The option that made the most sense came in three parts.
We would replace the 97-year-old B building with a new structure on the intramural field, renovate the 47-year-old A building, and we would rebuild the intramural field, where the current B building currently stands.
This option would cost $88 million to complete.
To create an additional level of comfort, we even hired Tower Engineering, a Pittsburgh firm with no connections to anyone in the area, to give us an unbiased second opinion and insure that we were going in the right direction.
Tower agreed with most of the KCBA findings.
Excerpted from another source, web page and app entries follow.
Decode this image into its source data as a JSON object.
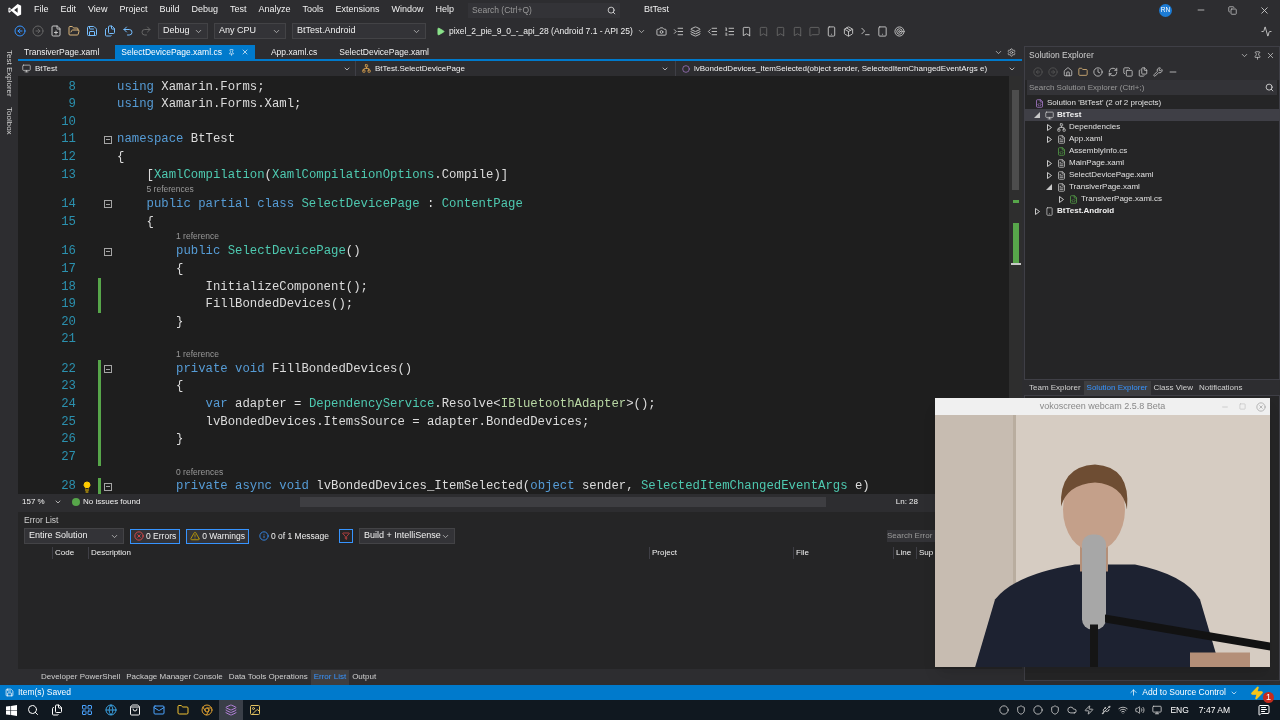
{
  "title_bar": {
    "menu": [
      "File",
      "Edit",
      "View",
      "Project",
      "Build",
      "Debug",
      "Test",
      "Analyze",
      "Tools",
      "Extensions",
      "Window",
      "Help"
    ],
    "search": {
      "placeholder": "Search (Ctrl+Q)"
    },
    "title": "BtTest",
    "avatar": "RN"
  },
  "toolbar": {
    "configuration": "Debug",
    "platform": "Any CPU",
    "startup_project": "BtTest.Android",
    "run_target": "pixel_2_pie_9_0_-_api_28 (Android 7.1 - API 25)"
  },
  "side_strip": [
    "Test Explorer",
    "Toolbox"
  ],
  "editor": {
    "tabs": [
      {
        "label": "TransiverPage.xaml",
        "selected": false
      },
      {
        "label": "SelectDevicePage.xaml.cs",
        "selected": true
      },
      {
        "label": "App.xaml.cs",
        "selected": false
      },
      {
        "label": "SelectDevicePage.xaml",
        "selected": false
      }
    ],
    "nav": {
      "project": "BtTest",
      "class": "BtTest.SelectDevicePage",
      "member": "lvBondedDevices_ItemSelected(object sender, SelectedItemChangedEventArgs e)"
    },
    "lines": [
      {
        "kind": "code",
        "number": "8",
        "changed": false,
        "foldable": false,
        "bulb": false,
        "tokens": [
          {
            "kind": "kw",
            "text": "using "
          },
          {
            "kind": "plain",
            "text": "Xamarin.Forms;"
          }
        ]
      },
      {
        "kind": "code",
        "number": "9",
        "changed": false,
        "foldable": false,
        "bulb": false,
        "tokens": [
          {
            "kind": "kw",
            "text": "using "
          },
          {
            "kind": "plain",
            "text": "Xamarin.Forms.Xaml;"
          }
        ]
      },
      {
        "kind": "code",
        "number": "10",
        "changed": false,
        "foldable": false,
        "bulb": false
      },
      {
        "kind": "code",
        "number": "11",
        "changed": false,
        "foldable": true,
        "bulb": false,
        "tokens": [
          {
            "kind": "kw",
            "text": "namespace "
          },
          {
            "kind": "plain",
            "text": "BtTest"
          }
        ]
      },
      {
        "kind": "code",
        "number": "12",
        "changed": false,
        "foldable": false,
        "bulb": false,
        "tokens": [
          {
            "kind": "plain",
            "text": "{"
          }
        ]
      },
      {
        "kind": "code",
        "number": "13",
        "changed": false,
        "foldable": false,
        "bulb": false,
        "tokens": [
          {
            "kind": "plain",
            "text": "    ["
          },
          {
            "kind": "type",
            "text": "XamlCompilation"
          },
          {
            "kind": "plain",
            "text": "("
          },
          {
            "kind": "type",
            "text": "XamlCompilationOptions"
          },
          {
            "kind": "plain",
            "text": ".Compile)]"
          }
        ]
      },
      {
        "kind": "lens",
        "text": "5 references"
      },
      {
        "kind": "code",
        "number": "14",
        "changed": false,
        "foldable": true,
        "bulb": false,
        "tokens": [
          {
            "kind": "kw",
            "text": "    public partial class "
          },
          {
            "kind": "type",
            "text": "SelectDevicePage"
          },
          {
            "kind": "plain",
            "text": " : "
          },
          {
            "kind": "type",
            "text": "ContentPage"
          }
        ]
      },
      {
        "kind": "code",
        "number": "15",
        "changed": false,
        "foldable": false,
        "bulb": false,
        "tokens": [
          {
            "kind": "plain",
            "text": "    {"
          }
        ]
      },
      {
        "kind": "lens",
        "text": "1 reference"
      },
      {
        "kind": "code",
        "number": "16",
        "changed": false,
        "foldable": true,
        "bulb": false,
        "tokens": [
          {
            "kind": "kw",
            "text": "        public "
          },
          {
            "kind": "type",
            "text": "SelectDevicePage"
          },
          {
            "kind": "plain",
            "text": "()"
          }
        ]
      },
      {
        "kind": "code",
        "number": "17",
        "changed": false,
        "foldable": false,
        "bulb": false,
        "tokens": [
          {
            "kind": "plain",
            "text": "        {"
          }
        ]
      },
      {
        "kind": "code",
        "number": "18",
        "changed": true,
        "foldable": false,
        "bulb": false,
        "tokens": [
          {
            "kind": "plain",
            "text": "            InitializeComponent();"
          }
        ]
      },
      {
        "kind": "code",
        "number": "19",
        "changed": true,
        "foldable": false,
        "bulb": false,
        "tokens": [
          {
            "kind": "plain",
            "text": "            FillBondedDevices();"
          }
        ]
      },
      {
        "kind": "code",
        "number": "20",
        "changed": false,
        "foldable": false,
        "bulb": false,
        "tokens": [
          {
            "kind": "plain",
            "text": "        }"
          }
        ]
      },
      {
        "kind": "code",
        "number": "21",
        "changed": false,
        "foldable": false,
        "bulb": false
      },
      {
        "kind": "lens",
        "text": "1 reference"
      },
      {
        "kind": "code",
        "number": "22",
        "changed": true,
        "foldable": true,
        "bulb": false,
        "tokens": [
          {
            "kind": "kw",
            "text": "        private void "
          },
          {
            "kind": "plain",
            "text": "FillBondedDevices()"
          }
        ]
      },
      {
        "kind": "code",
        "number": "23",
        "changed": true,
        "foldable": false,
        "bulb": false,
        "tokens": [
          {
            "kind": "plain",
            "text": "        {"
          }
        ]
      },
      {
        "kind": "code",
        "number": "24",
        "changed": true,
        "foldable": false,
        "bulb": false,
        "tokens": [
          {
            "kind": "kw",
            "text": "            var "
          },
          {
            "kind": "plain",
            "text": "adapter = "
          },
          {
            "kind": "type",
            "text": "DependencyService"
          },
          {
            "kind": "plain",
            "text": ".Resolve<"
          },
          {
            "kind": "iface",
            "text": "IBluetoothAdapter"
          },
          {
            "kind": "plain",
            "text": ">();"
          }
        ]
      },
      {
        "kind": "code",
        "number": "25",
        "changed": true,
        "foldable": false,
        "bulb": false,
        "tokens": [
          {
            "kind": "plain",
            "text": "            lvBondedDevices.ItemsSource = adapter.BondedDevices;"
          }
        ]
      },
      {
        "kind": "code",
        "number": "26",
        "changed": true,
        "foldable": false,
        "bulb": false,
        "tokens": [
          {
            "kind": "plain",
            "text": "        }"
          }
        ]
      },
      {
        "kind": "code",
        "number": "27",
        "changed": true,
        "foldable": false,
        "bulb": false
      },
      {
        "kind": "lens",
        "text": "0 references"
      },
      {
        "kind": "code",
        "number": "28",
        "changed": true,
        "foldable": true,
        "bulb": true,
        "tokens": [
          {
            "kind": "kw",
            "text": "        private async void "
          },
          {
            "kind": "plain",
            "text": "lvBondedDevices_ItemSelected("
          },
          {
            "kind": "kw",
            "text": "object "
          },
          {
            "kind": "plain",
            "text": "sender, "
          },
          {
            "kind": "type",
            "text": "SelectedItemChangedEventArgs"
          },
          {
            "kind": "plain",
            "text": " e)"
          }
        ]
      }
    ],
    "zoom": "157 %",
    "issues": "No issues found",
    "position": "Ln: 28"
  },
  "error_list": {
    "title": "Error List",
    "scope": "Entire Solution",
    "filters": [
      {
        "kind": "error",
        "label": "0 Errors",
        "selected": true
      },
      {
        "kind": "warning",
        "label": "0 Warnings",
        "selected": true
      },
      {
        "kind": "message",
        "label": "0 of 1 Message",
        "selected": false
      }
    ],
    "source": "Build + IntelliSense",
    "search": {
      "placeholder": "Search Error"
    },
    "columns": [
      "Code",
      "Description",
      "Project",
      "File",
      "Line",
      "Sup"
    ]
  },
  "bottom_tabs": [
    {
      "label": "Developer PowerShell",
      "selected": false
    },
    {
      "label": "Package Manager Console",
      "selected": false
    },
    {
      "label": "Data Tools Operations",
      "selected": false
    },
    {
      "label": "Error List",
      "selected": true
    },
    {
      "label": "Output",
      "selected": false
    }
  ],
  "solution_explorer": {
    "title": "Solution Explorer",
    "search": {
      "placeholder": "Search Solution Explorer (Ctrl+;)"
    },
    "tree": [
      {
        "kind": "solution",
        "label": "Solution 'BtTest' (2 of 2 projects)",
        "selected": false,
        "children": [
          {
            "kind": "project",
            "label": "BtTest",
            "expanded": true,
            "selected": true,
            "children": [
              {
                "kind": "dependencies",
                "label": "Dependencies",
                "expanded": false,
                "selected": false
              },
              {
                "kind": "xaml",
                "label": "App.xaml",
                "expanded": false,
                "selected": false
              },
              {
                "kind": "cs",
                "label": "AssemblyInfo.cs",
                "selected": false
              },
              {
                "kind": "xaml",
                "label": "MainPage.xaml",
                "expanded": false,
                "selected": false
              },
              {
                "kind": "xaml",
                "label": "SelectDevicePage.xaml",
                "expanded": false,
                "selected": false
              },
              {
                "kind": "xaml",
                "label": "TransiverPage.xaml",
                "expanded": true,
                "selected": false,
                "children": [
                  {
                    "kind": "cs",
                    "label": "TransiverPage.xaml.cs",
                    "expanded": false,
                    "selected": false
                  }
                ]
              }
            ]
          },
          {
            "kind": "android",
            "label": "BtTest.Android",
            "expanded": false,
            "selected": false
          }
        ]
      }
    ],
    "tabs": [
      {
        "label": "Team Explorer",
        "selected": false
      },
      {
        "label": "Solution Explorer",
        "selected": true
      },
      {
        "label": "Class View",
        "selected": false
      },
      {
        "label": "Notifications",
        "selected": false
      }
    ]
  },
  "status_bar": {
    "message": "Item(s) Saved",
    "source_control": "Add to Source Control",
    "notification_count": "1"
  },
  "taskbar": {
    "language": "ENG",
    "time": "7:47 AM"
  },
  "webcam": {
    "title": "vokoscreen webcam 2.5.8 Beta",
    "kind": "picture"
  }
}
It also said that if we switched architects at this time, we would have to build a school 25 percent smaller, just to break even, and we would lose the $15 million in PlanCon funding.
In spring of 2018, after my retirement, the board voted to put the building project out for bid. I was present for this meeting and was thankful the motion passed. I’ve also read that the project bids came in at $1.5 million under budget.
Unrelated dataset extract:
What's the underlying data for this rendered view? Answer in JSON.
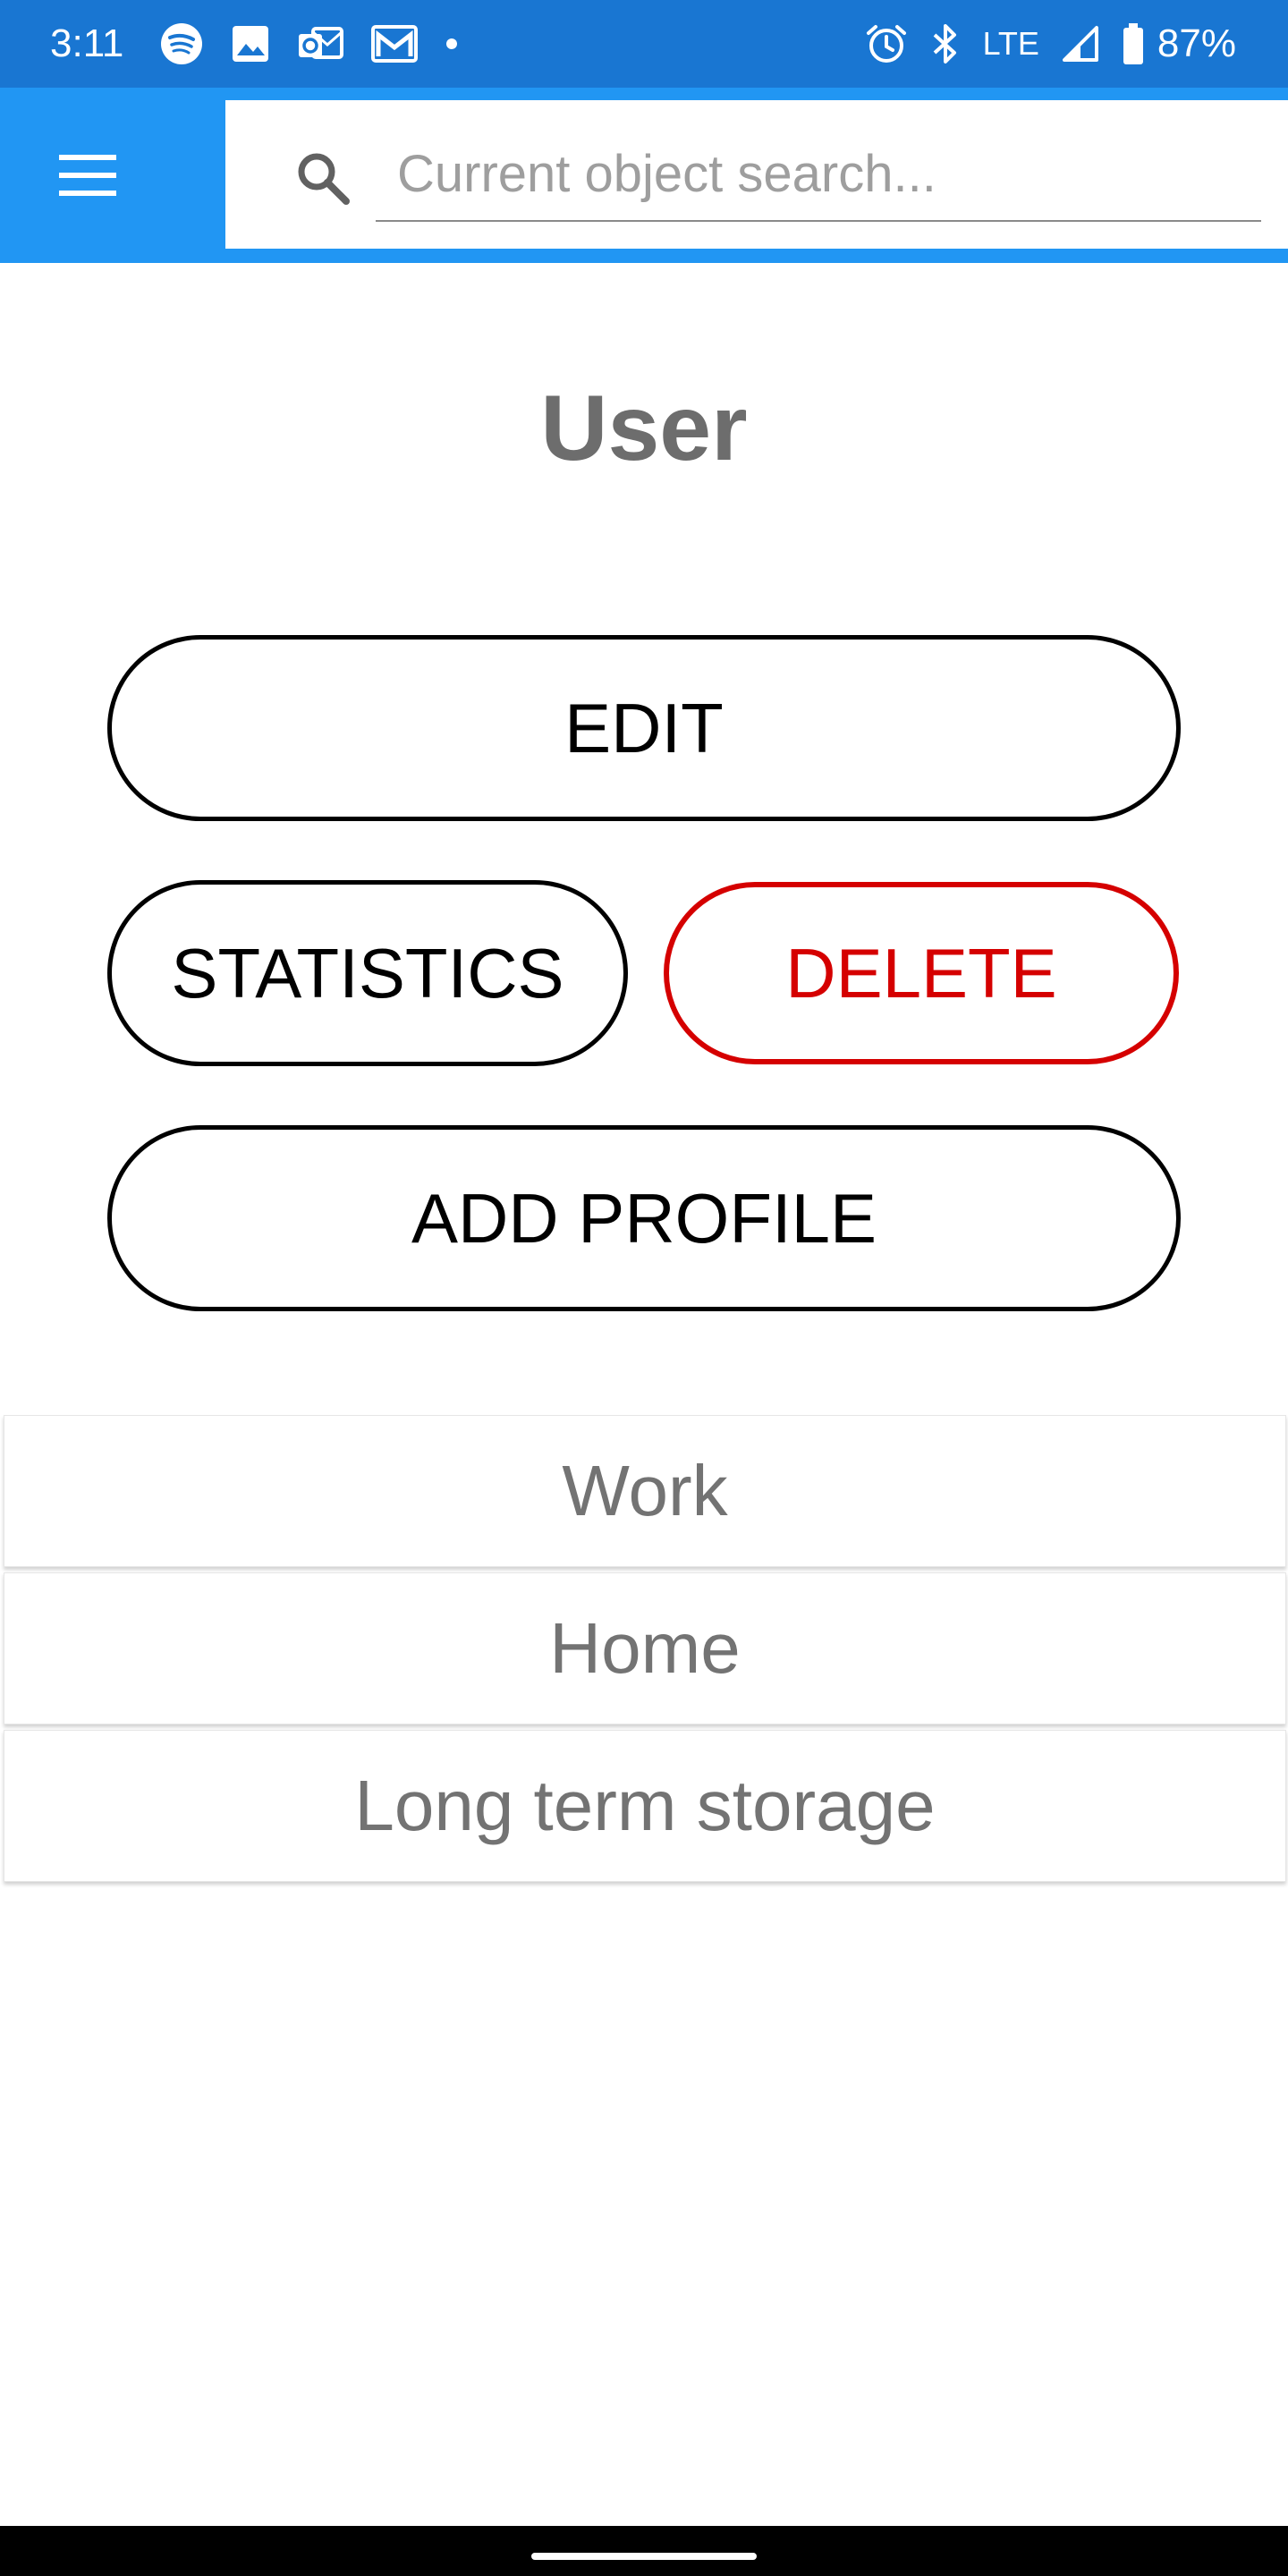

Doing nothing was never a realistic option.
Heating, plumbing and electrical systems were failing in both buildings. Some classrooms were 40 degrees last winter. The smell of urine floated through the second floor of B building, due to pipes deteriorating inside the concrete. The company that made the electrical breakers went out of business over 50 years ago.
Had we chosen to renovate, a majority of the cost would have gone toward fixing problems instead of creating modern, educational spaces.
In addition, our teachers and students would have lost classrooms because 50 percent of the classrooms in B building did not meet the state’s minimum size requirement and would need expanded.
In February, the board voted to purchase the Investment Savings Bank building for $710,000.
Even including some reasonable level of renovation, the amount is still a lot less than $4.5 million. The property came with a beautiful building and 50-plus parking spaces.
I think it was a steal.
When we voted to build the junior high, it was by a 5-4 vote. Some of us felt that it would have been more costly to renovate and abate our existing buildings. Others did not.
After the vote, the board moved past their differences and continued working toward the best interests of the community.
There is no reason this board couldn’t do the same.
These are the facts. This is why I support the project.
Lockard served the Altoona Area School Board for 44 years, retiring in 2018. He resides in Altoona.